=== Section Start ===

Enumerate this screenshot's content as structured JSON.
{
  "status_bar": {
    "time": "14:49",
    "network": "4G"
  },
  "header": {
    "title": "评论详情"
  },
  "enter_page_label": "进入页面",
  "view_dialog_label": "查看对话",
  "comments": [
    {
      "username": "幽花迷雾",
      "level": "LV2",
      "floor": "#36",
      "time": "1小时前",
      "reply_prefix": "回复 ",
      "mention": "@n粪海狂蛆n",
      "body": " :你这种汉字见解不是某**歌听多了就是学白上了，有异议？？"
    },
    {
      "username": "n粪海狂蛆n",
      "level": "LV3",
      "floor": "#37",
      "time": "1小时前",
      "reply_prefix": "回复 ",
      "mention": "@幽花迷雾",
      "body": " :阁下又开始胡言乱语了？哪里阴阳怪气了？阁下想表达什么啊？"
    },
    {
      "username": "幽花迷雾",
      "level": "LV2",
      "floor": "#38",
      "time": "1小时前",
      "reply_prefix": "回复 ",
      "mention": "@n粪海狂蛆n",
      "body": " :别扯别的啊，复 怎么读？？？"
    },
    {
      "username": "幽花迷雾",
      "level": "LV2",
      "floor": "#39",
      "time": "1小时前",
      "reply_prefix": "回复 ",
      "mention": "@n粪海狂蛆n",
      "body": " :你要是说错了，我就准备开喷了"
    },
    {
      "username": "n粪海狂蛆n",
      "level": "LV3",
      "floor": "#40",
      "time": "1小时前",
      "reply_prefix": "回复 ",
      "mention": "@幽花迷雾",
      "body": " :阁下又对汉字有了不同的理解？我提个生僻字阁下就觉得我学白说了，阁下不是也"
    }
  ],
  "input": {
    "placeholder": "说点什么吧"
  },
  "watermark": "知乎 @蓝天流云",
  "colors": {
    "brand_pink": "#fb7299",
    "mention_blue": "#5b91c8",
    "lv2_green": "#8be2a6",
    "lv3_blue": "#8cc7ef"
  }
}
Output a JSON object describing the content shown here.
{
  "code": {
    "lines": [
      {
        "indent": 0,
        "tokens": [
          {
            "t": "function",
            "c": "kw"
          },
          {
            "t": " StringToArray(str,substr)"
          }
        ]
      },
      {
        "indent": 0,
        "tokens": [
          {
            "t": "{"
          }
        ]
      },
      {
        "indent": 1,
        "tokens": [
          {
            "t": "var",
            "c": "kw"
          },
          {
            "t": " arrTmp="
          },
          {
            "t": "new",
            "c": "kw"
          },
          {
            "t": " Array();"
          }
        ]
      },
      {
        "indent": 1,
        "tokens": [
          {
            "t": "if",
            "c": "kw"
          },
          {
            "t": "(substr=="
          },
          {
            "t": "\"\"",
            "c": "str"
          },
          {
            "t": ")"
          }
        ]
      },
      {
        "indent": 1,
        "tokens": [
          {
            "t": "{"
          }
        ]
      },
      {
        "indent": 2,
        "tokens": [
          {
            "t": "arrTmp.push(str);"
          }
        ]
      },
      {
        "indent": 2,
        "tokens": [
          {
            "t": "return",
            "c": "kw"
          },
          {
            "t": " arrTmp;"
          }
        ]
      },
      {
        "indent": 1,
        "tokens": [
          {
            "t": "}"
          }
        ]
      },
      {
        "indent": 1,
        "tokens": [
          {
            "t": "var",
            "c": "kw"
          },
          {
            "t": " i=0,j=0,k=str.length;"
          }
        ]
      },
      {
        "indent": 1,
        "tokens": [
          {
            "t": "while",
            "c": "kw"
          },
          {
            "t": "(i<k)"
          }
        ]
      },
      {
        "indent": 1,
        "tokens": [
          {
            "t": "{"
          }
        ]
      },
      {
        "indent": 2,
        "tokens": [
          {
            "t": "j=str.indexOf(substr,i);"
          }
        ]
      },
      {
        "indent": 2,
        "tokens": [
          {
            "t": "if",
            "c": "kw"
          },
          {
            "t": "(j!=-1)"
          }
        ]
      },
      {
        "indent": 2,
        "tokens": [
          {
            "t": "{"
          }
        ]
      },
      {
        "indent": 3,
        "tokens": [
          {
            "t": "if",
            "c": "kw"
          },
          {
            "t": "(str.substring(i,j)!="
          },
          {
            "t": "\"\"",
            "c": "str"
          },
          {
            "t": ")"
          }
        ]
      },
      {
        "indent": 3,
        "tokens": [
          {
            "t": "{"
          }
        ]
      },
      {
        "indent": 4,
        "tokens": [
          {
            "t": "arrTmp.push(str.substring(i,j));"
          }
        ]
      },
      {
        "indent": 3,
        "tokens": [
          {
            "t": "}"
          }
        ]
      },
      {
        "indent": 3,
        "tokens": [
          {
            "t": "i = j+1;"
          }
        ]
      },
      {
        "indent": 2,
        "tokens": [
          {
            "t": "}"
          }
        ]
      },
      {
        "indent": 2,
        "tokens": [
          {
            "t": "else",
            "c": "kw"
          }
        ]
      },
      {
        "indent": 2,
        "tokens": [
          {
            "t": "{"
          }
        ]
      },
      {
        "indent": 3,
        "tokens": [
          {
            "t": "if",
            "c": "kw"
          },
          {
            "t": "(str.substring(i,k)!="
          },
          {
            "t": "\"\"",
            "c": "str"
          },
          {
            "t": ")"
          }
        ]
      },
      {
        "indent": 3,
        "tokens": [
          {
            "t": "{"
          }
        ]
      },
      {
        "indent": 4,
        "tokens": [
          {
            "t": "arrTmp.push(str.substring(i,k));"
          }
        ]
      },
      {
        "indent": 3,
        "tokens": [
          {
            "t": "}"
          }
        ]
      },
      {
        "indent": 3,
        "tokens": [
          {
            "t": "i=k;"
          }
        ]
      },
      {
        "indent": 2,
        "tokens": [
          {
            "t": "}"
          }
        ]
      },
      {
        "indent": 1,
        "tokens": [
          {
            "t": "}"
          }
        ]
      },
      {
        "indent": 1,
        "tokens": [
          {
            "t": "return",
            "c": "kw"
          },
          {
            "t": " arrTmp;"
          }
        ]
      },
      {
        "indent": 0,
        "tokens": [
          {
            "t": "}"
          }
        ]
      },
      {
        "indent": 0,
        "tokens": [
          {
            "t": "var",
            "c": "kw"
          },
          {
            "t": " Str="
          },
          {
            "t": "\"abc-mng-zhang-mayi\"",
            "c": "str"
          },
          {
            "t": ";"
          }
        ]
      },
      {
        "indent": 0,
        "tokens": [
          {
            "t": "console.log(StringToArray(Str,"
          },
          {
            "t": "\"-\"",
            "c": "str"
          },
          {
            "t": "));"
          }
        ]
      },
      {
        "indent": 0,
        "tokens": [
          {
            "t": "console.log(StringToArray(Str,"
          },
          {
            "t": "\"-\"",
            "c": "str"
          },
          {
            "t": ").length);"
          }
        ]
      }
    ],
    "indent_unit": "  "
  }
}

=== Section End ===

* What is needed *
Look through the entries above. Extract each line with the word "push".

* Exercise answer *
            "t": "arrTmp.push(str);"
            "t": "arrTmp.push(str.substring(i,j));"
            "t": "arrTmp.push(str.substring(i,k));"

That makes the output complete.